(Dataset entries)
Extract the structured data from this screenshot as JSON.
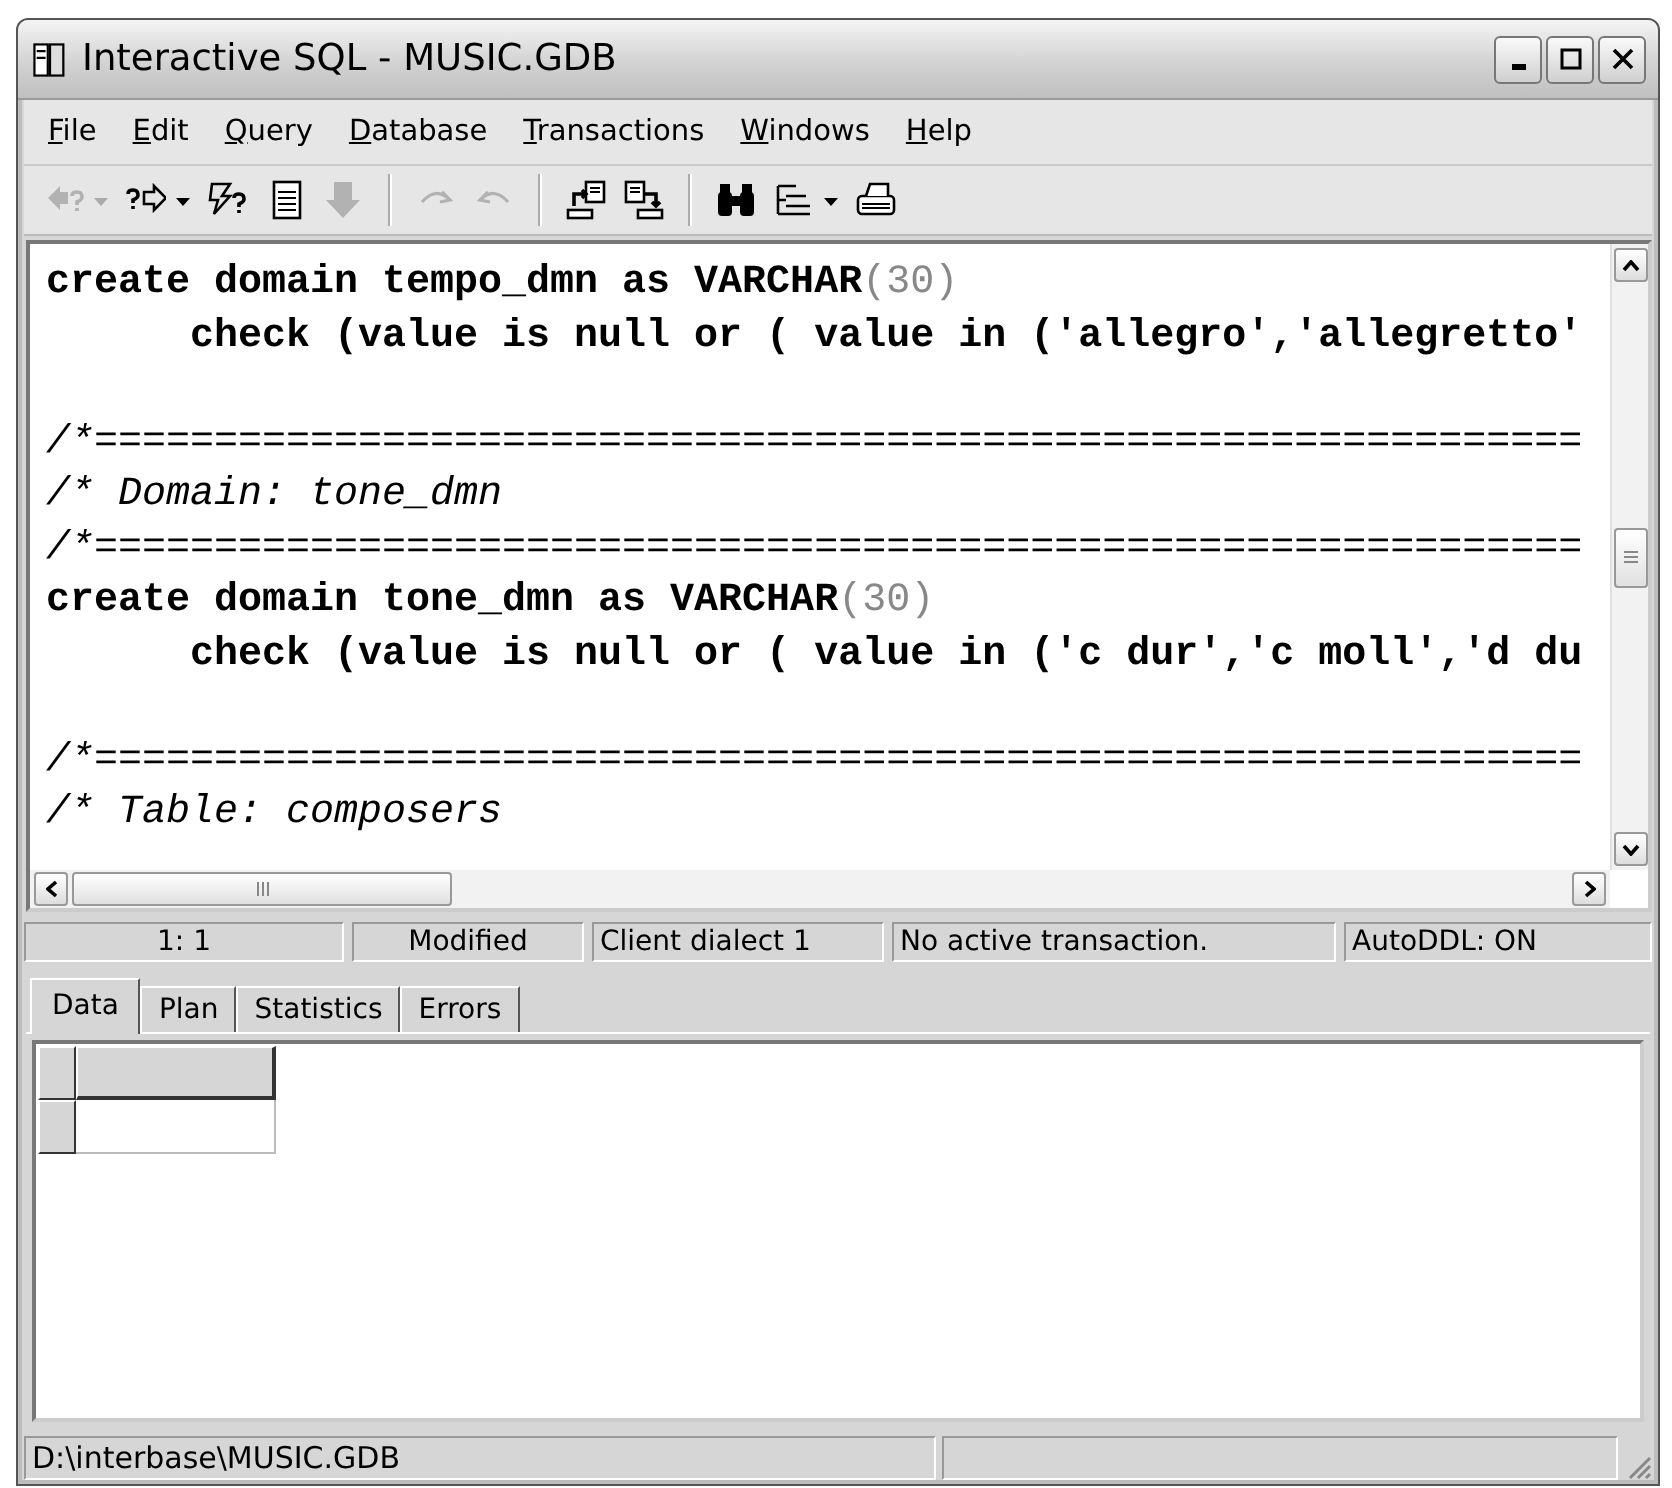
{
  "window": {
    "title": "Interactive SQL - MUSIC.GDB"
  },
  "menu": [
    "File",
    "Edit",
    "Query",
    "Database",
    "Transactions",
    "Windows",
    "Help"
  ],
  "toolbar": [
    {
      "kind": "button",
      "disabled": true
    },
    {
      "kind": "dropdown",
      "disabled": true
    },
    {
      "kind": "button",
      "disabled": false
    },
    {
      "kind": "dropdown",
      "disabled": false
    },
    {
      "kind": "button",
      "disabled": false
    },
    {
      "kind": "button",
      "disabled": false
    },
    {
      "kind": "button",
      "disabled": true
    },
    {
      "kind": "separator"
    },
    {
      "kind": "button",
      "disabled": true
    },
    {
      "kind": "button",
      "disabled": true
    },
    {
      "kind": "separator"
    },
    {
      "kind": "button",
      "disabled": false
    },
    {
      "kind": "button",
      "disabled": false
    },
    {
      "kind": "separator"
    },
    {
      "kind": "button",
      "disabled": false
    },
    {
      "kind": "button",
      "disabled": false
    },
    {
      "kind": "dropdown",
      "disabled": false
    },
    {
      "kind": "button",
      "disabled": false
    }
  ],
  "editor": {
    "lines": [
      {
        "kind": "text",
        "segments": [
          {
            "kind": "code",
            "text": "create domain tempo_dmn as VARCHAR"
          },
          {
            "kind": "number",
            "text": "(30)"
          }
        ]
      },
      {
        "kind": "text",
        "segments": [
          {
            "kind": "code",
            "text": "      check (value is null or ( value in ('allegro','allegretto'"
          }
        ]
      },
      {
        "kind": "blank"
      },
      {
        "kind": "text",
        "segments": [
          {
            "kind": "comment",
            "text": "/*=============================================================="
          }
        ]
      },
      {
        "kind": "text",
        "segments": [
          {
            "kind": "comment",
            "text": "/* Domain: tone_dmn"
          }
        ]
      },
      {
        "kind": "text",
        "segments": [
          {
            "kind": "comment",
            "text": "/*=============================================================="
          }
        ]
      },
      {
        "kind": "text",
        "segments": [
          {
            "kind": "code",
            "text": "create domain tone_dmn as VARCHAR"
          },
          {
            "kind": "number",
            "text": "(30)"
          }
        ]
      },
      {
        "kind": "text",
        "segments": [
          {
            "kind": "code",
            "text": "      check (value is null or ( value in ('c dur','c moll','d du"
          }
        ]
      },
      {
        "kind": "blank"
      },
      {
        "kind": "text",
        "segments": [
          {
            "kind": "comment",
            "text": "/*=============================================================="
          }
        ]
      },
      {
        "kind": "text",
        "segments": [
          {
            "kind": "comment",
            "text": "/* Table: composers"
          }
        ]
      }
    ]
  },
  "status_bar": [
    "1: 1",
    "Modified",
    "Client dialect 1",
    "No active transaction.",
    "AutoDDL: ON"
  ],
  "tabs": [
    {
      "label": "Data",
      "selected": true
    },
    {
      "label": "Plan",
      "selected": false
    },
    {
      "label": "Statistics",
      "selected": false
    },
    {
      "label": "Errors",
      "selected": false
    }
  ],
  "bottom_status": [
    "D:\\interbase\\MUSIC.GDB"
  ]
}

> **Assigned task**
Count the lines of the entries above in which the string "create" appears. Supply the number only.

> **Output of the task**
2